**EXERCISE BRIEF**
All entries are to be copied exactly, with pictures removed.

Items from a data source:
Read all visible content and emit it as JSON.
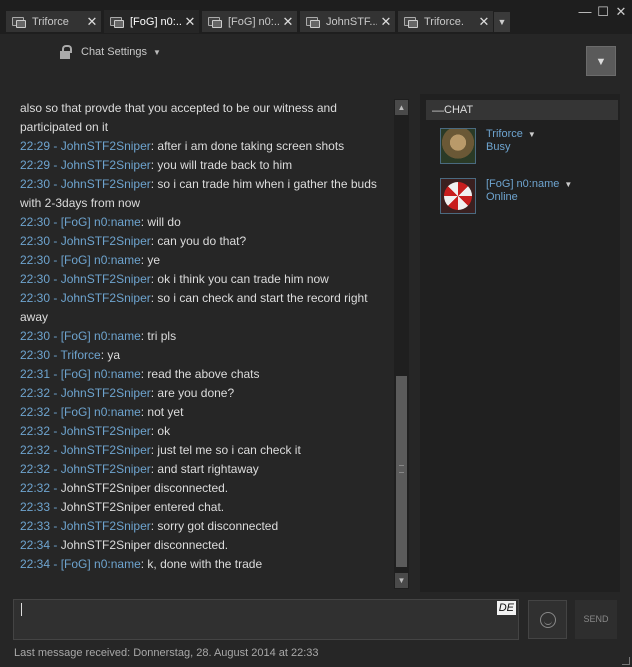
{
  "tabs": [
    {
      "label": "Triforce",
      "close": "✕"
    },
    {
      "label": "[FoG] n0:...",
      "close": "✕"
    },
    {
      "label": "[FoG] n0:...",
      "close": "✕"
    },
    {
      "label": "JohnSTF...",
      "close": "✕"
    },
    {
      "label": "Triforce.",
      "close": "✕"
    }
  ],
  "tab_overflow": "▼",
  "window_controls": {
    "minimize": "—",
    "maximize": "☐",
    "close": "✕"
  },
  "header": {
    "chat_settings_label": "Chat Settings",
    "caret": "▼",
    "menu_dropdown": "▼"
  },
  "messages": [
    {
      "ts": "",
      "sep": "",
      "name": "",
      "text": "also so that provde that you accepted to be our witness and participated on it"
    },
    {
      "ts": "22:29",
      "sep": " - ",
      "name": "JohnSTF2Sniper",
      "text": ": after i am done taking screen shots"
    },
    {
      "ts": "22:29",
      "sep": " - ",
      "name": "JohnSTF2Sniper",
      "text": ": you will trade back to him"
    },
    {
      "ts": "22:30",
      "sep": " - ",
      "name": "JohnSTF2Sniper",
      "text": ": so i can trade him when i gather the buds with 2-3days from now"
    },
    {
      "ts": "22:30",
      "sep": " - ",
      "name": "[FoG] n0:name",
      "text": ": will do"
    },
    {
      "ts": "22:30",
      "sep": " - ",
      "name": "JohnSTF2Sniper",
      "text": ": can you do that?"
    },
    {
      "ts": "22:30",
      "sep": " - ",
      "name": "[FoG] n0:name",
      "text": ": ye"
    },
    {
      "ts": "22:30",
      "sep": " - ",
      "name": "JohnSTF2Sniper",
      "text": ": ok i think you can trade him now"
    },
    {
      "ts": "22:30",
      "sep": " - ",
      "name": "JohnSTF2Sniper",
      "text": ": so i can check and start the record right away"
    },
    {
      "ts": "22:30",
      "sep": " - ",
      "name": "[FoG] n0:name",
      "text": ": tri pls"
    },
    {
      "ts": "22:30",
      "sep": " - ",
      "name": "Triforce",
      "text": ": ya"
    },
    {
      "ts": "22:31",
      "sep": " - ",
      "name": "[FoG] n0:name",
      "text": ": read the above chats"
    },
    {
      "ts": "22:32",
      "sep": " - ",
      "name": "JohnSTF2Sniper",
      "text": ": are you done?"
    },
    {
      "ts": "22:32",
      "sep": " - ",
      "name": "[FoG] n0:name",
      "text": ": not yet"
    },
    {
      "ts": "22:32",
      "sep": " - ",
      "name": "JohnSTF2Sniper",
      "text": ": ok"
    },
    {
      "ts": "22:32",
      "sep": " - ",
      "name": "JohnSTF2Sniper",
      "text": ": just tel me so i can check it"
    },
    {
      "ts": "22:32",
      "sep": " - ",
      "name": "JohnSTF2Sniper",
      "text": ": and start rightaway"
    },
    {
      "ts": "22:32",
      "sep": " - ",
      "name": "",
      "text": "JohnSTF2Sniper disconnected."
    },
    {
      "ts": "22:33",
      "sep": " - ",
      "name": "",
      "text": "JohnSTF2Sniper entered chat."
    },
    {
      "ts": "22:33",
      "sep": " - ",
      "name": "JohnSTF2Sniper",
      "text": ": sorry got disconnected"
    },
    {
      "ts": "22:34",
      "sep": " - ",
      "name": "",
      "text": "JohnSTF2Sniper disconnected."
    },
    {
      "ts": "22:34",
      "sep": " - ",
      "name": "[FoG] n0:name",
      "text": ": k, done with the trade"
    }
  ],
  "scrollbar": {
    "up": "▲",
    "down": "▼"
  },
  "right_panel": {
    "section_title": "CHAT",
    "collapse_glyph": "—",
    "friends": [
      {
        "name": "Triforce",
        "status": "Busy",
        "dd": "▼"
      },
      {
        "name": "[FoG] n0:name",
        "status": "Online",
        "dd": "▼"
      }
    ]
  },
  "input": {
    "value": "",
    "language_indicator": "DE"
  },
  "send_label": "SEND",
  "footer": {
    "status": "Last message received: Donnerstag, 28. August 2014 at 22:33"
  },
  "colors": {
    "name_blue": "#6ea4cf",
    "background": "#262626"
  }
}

**ANSWER BELOW**
Read all visible content and emit it as JSON.
{
  "tabs": [
    {
      "label": "Triforce",
      "close": "✕"
    },
    {
      "label": "[FoG] n0:...",
      "close": "✕"
    },
    {
      "label": "[FoG] n0:...",
      "close": "✕"
    },
    {
      "label": "JohnSTF...",
      "close": "✕"
    },
    {
      "label": "Triforce.",
      "close": "✕"
    }
  ],
  "tab_overflow": "▼",
  "window_controls": {
    "minimize": "—",
    "maximize": "☐",
    "close": "✕"
  },
  "header": {
    "chat_settings_label": "Chat Settings",
    "caret": "▼",
    "menu_dropdown": "▼"
  },
  "messages": [
    {
      "ts": "",
      "sep": "",
      "name": "",
      "text": "also so that provde that you accepted to be our witness and participated on it"
    },
    {
      "ts": "22:29",
      "sep": " - ",
      "name": "JohnSTF2Sniper",
      "text": ": after i am done taking screen shots"
    },
    {
      "ts": "22:29",
      "sep": " - ",
      "name": "JohnSTF2Sniper",
      "text": ": you will trade back to him"
    },
    {
      "ts": "22:30",
      "sep": " - ",
      "name": "JohnSTF2Sniper",
      "text": ": so i can trade him when i gather the buds with 2-3days from now"
    },
    {
      "ts": "22:30",
      "sep": " - ",
      "name": "[FoG] n0:name",
      "text": ": will do"
    },
    {
      "ts": "22:30",
      "sep": " - ",
      "name": "JohnSTF2Sniper",
      "text": ": can you do that?"
    },
    {
      "ts": "22:30",
      "sep": " - ",
      "name": "[FoG] n0:name",
      "text": ": ye"
    },
    {
      "ts": "22:30",
      "sep": " - ",
      "name": "JohnSTF2Sniper",
      "text": ": ok i think you can trade him now"
    },
    {
      "ts": "22:30",
      "sep": " - ",
      "name": "JohnSTF2Sniper",
      "text": ": so i can check and start the record right away"
    },
    {
      "ts": "22:30",
      "sep": " - ",
      "name": "[FoG] n0:name",
      "text": ": tri pls"
    },
    {
      "ts": "22:30",
      "sep": " - ",
      "name": "Triforce",
      "text": ": ya"
    },
    {
      "ts": "22:31",
      "sep": " - ",
      "name": "[FoG] n0:name",
      "text": ": read the above chats"
    },
    {
      "ts": "22:32",
      "sep": " - ",
      "name": "JohnSTF2Sniper",
      "text": ": are you done?"
    },
    {
      "ts": "22:32",
      "sep": " - ",
      "name": "[FoG] n0:name",
      "text": ": not yet"
    },
    {
      "ts": "22:32",
      "sep": " - ",
      "name": "JohnSTF2Sniper",
      "text": ": ok"
    },
    {
      "ts": "22:32",
      "sep": " - ",
      "name": "JohnSTF2Sniper",
      "text": ": just tel me so i can check it"
    },
    {
      "ts": "22:32",
      "sep": " - ",
      "name": "JohnSTF2Sniper",
      "text": ": and start rightaway"
    },
    {
      "ts": "22:32",
      "sep": " - ",
      "name": "",
      "text": "JohnSTF2Sniper disconnected."
    },
    {
      "ts": "22:33",
      "sep": " - ",
      "name": "",
      "text": "JohnSTF2Sniper entered chat."
    },
    {
      "ts": "22:33",
      "sep": " - ",
      "name": "JohnSTF2Sniper",
      "text": ": sorry got disconnected"
    },
    {
      "ts": "22:34",
      "sep": " - ",
      "name": "",
      "text": "JohnSTF2Sniper disconnected."
    },
    {
      "ts": "22:34",
      "sep": " - ",
      "name": "[FoG] n0:name",
      "text": ": k, done with the trade"
    }
  ],
  "scrollbar": {
    "up": "▲",
    "down": "▼"
  },
  "right_panel": {
    "section_title": "CHAT",
    "collapse_glyph": "—",
    "friends": [
      {
        "name": "Triforce",
        "status": "Busy",
        "dd": "▼"
      },
      {
        "name": "[FoG] n0:name",
        "status": "Online",
        "dd": "▼"
      }
    ]
  },
  "input": {
    "value": "",
    "language_indicator": "DE"
  },
  "send_label": "SEND",
  "footer": {
    "status": "Last message received: Donnerstag, 28. August 2014 at 22:33"
  },
  "colors": {
    "name_blue": "#6ea4cf",
    "background": "#262626"
  }
}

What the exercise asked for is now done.